Methods: Symptomatic women aged 45 to 63 years (N = 176; 3-36 months since last menstruation) were randomly assigned to an aerobic training or a control group. The intervention included unsupervised aerobic training for 50 minutes four times weekly for 24 weeks, whereas the control group attended health lectures twice a month. Symptoms were reported twice a day using a mobile phone. The perceived disturbance of menopausal symptoms (night sweats, mood swings, irritability, depressive mood, headache, vaginal dryness, and urinary symptoms) was evaluated on a scale from 1 (low) to 5 (high). Multilevel mixed-effect ordinal regression models were based on 17,000 responses during 24 weeks.
Results: One hundred fifty-four women continued until the end of the study (88% compliance rate). Baseline prevalence was as follows: night sweats, 50% to 60%; irritability and depression, 20% to 25%; mood swings, 25% to 30%; headache and urinary problems, 15% to 20%; and vaginal dryness, 10% to 15%. The prevalence of all symptoms except vaginal dryness decreased among intervention groups. According to multilevel mixed-effect ordinal regression analysis, night sweats and mood swings (P < 0.001) and disturbance of the mood swings (P < 0.001) and irritability (P < 0.001) were reduced more among the women in the intervention group than in the control group.
Conclusions: In sedentary women, aerobic training for 6 months may decrease the typical menopausal symptoms, especially night sweats, mood swings, and irritability.

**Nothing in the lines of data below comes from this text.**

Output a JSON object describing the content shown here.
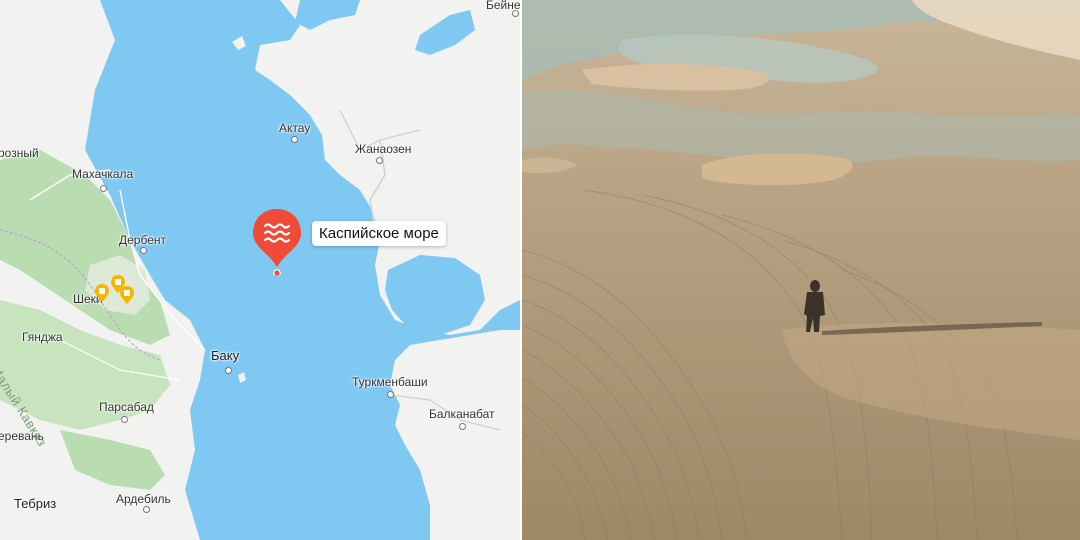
{
  "colors": {
    "sea": "#7ec8f2",
    "land": "#f2f2f0",
    "forest": "#b9dcb0",
    "pin": "#ef4b37",
    "poi": "#f7b500"
  },
  "map": {
    "sea_label": "Каспийское море",
    "sea_icon": "waves-icon",
    "cities": {
      "beineu": "Бейнеу",
      "grozny": "розный",
      "makhachkala": "Махачкала",
      "aktau": "Актау",
      "zhanaozen": "Жанаозен",
      "derbent": "Дербент",
      "sheki": "Шеки",
      "ganja": "Гянджа",
      "baku": "Баку",
      "turkmenbashi": "Туркменбаши",
      "parsabad": "Парсабад",
      "balkanabat": "Балканабат",
      "yerevan": "еревань",
      "ardabil": "Ардебиль",
      "tabriz": "Тебриз"
    },
    "region_label": "Малый Кавказ",
    "poi_icon": "map-marker-icon"
  },
  "photo": {
    "subject": "person-figure"
  }
}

From the 1School of Health Sciences, University of Tampere, Tampere, Finland; 2Helsinki University Central Hospital, Helsinki, Finland; 3UKK Institute for Health Promotion Research, Tampere, Finland; 4Tampere University Central Hospital, Tampere, Finland; and 5National Institute for Health and Welfare, Helsinki, Finland.
Received August 9, 2011; revised and accepted October 6, 2011.
Funding/support: This study was funded by the Ministry of Education, the Academy of Finland, the Yrjö Jahnsson Foundation, the Juho Vainio Foundation, and the Pirkanmaa Competitive Research Fund (Pirkanmaa hospital district).
Financial disclosure/conflicts of interest: None reported.
Address correspondence to: Jaana M. Moilanen, MSc, Tampere School of Health Sciences, FI-33014 University of Tampere, Tampere, Finland. E-mail: email@example.com